National Party politicians have been far less prepared than the Liberals to accept that Aborigines require special assistance to meet their needs. The primary political issues faced by Aborigines today include Aboriginal death in custody, reconciliation, land rights including native title and the Mabo decision, and the Stolen Generation. There are other issues, however these appear to be the major contemporary issues by way of the media focus they have gained and policies and legislation relating to them. In regards to reconciliation, the Liberal Party is committed to reconciliation. They are working with the Reconciliation Council in order to develop a written understanding between indigenous and non-indigenous Australians that will recognise the prior occupation of this country by indigenous people and their place in the Australian community.
However, in 1999 it was reported that the UN Committee felt the Liberal Governments approach to native title laws were in breach of Australias international legal obligations under the Convention on the Elimination of All Forms of Racial Discrimination. Under previous Liberal Governments, Australia was a strong and proud voice against racial discrimination. If this being the case, then it would appear to be the present Liberal governments policies not fully supporting Aborigines and land rights, rather than an overall representation of the Liberal Party in general. The ALP however, recognises the wrongs of the past and accepts the responsibility to address the issues associated with the mistakes of the past so that Australia can move on. This entails commissioning indigenous Australians and working with them towards a lasting settlement. The foundation for a lasting settlement, and thus reconciliation, between indigenous and non-indigenous Australians was laid with the establishment of The Council for Aboriginal Reconciliation.

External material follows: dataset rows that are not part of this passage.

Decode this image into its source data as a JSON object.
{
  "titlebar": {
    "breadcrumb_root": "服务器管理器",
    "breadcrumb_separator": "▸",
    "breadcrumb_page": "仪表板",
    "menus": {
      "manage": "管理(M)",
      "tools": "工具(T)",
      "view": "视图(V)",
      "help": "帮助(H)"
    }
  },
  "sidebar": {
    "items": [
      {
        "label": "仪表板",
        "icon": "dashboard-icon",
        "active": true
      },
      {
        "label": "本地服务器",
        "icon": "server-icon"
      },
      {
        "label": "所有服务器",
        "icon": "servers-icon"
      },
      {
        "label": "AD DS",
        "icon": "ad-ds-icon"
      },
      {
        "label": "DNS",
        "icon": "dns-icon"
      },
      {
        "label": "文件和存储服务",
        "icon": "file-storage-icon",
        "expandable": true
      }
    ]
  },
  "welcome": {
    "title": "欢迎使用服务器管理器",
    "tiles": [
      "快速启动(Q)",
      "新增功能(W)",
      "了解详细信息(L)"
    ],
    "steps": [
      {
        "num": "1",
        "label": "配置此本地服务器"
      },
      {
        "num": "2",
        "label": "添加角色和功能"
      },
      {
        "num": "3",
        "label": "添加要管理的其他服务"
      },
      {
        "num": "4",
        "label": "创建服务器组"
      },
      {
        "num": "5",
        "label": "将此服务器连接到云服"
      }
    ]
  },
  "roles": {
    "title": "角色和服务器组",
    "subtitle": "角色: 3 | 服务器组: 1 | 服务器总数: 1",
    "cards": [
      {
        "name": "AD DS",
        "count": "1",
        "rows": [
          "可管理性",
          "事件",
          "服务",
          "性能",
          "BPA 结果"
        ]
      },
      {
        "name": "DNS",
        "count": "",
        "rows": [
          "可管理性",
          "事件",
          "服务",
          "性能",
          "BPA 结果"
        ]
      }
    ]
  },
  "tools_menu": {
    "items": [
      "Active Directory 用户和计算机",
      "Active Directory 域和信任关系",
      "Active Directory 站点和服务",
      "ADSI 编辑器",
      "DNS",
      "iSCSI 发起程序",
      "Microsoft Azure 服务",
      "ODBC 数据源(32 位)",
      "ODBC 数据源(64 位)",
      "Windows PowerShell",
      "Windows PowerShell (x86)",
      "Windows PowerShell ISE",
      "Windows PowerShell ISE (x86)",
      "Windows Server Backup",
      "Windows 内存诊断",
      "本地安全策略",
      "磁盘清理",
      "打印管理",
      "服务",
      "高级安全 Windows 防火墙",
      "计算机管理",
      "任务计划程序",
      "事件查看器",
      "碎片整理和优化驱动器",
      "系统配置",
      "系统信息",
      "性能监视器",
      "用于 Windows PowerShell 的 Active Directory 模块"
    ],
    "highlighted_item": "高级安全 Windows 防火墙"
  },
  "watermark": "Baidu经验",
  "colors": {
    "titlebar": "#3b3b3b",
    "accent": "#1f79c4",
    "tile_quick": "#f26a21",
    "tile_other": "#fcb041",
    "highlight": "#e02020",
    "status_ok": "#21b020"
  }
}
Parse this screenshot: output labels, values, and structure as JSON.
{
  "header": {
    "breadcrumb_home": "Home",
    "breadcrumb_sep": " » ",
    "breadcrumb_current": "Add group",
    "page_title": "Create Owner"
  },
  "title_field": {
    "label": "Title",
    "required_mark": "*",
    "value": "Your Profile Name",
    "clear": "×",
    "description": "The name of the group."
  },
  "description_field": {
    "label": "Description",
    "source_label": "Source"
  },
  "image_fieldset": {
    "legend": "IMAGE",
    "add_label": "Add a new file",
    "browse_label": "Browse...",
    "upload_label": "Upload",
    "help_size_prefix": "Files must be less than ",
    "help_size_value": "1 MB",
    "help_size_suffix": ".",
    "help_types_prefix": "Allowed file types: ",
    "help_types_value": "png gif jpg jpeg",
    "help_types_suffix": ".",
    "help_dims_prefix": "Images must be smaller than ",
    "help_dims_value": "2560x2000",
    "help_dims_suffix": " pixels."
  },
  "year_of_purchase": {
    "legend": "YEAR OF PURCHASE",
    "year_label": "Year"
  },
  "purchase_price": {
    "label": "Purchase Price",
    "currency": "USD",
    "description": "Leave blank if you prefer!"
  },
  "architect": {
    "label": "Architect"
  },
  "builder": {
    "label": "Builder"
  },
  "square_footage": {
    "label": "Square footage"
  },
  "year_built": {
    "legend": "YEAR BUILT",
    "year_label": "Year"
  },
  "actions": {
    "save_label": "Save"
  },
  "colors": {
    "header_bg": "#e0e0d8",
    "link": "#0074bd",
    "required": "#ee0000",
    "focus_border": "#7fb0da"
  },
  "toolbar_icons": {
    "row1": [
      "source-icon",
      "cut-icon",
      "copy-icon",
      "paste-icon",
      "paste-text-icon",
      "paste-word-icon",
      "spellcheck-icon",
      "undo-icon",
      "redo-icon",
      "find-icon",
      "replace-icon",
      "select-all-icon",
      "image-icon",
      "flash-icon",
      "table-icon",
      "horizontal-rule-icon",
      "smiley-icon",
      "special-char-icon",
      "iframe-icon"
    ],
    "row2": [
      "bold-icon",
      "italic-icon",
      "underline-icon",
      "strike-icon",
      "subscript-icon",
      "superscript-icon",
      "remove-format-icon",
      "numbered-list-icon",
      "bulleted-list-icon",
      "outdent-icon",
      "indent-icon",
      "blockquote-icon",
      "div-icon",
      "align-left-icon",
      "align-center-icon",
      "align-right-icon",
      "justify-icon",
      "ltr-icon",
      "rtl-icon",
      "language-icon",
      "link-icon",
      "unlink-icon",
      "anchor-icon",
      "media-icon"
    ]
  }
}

The Council for Aboriginal Reconciliation, made up of 25 indigenous and non-indigenous Australians was established to lead the process of reconciliation. The aim of the process was to profoundly alter the basis of relations between Aboriginal and Torres Strait Islander people and the wider community in the lead up to the Centenary of Australian Federation in 2001. Aboriginal deaths in custody is another major issue, and has only recently been recognised in the last twenty years or so by the major political parties of Australia. In July 1997 a summit was assembled on the issue of deaths in custody, and also issues applicable to the over-representation of indigenou …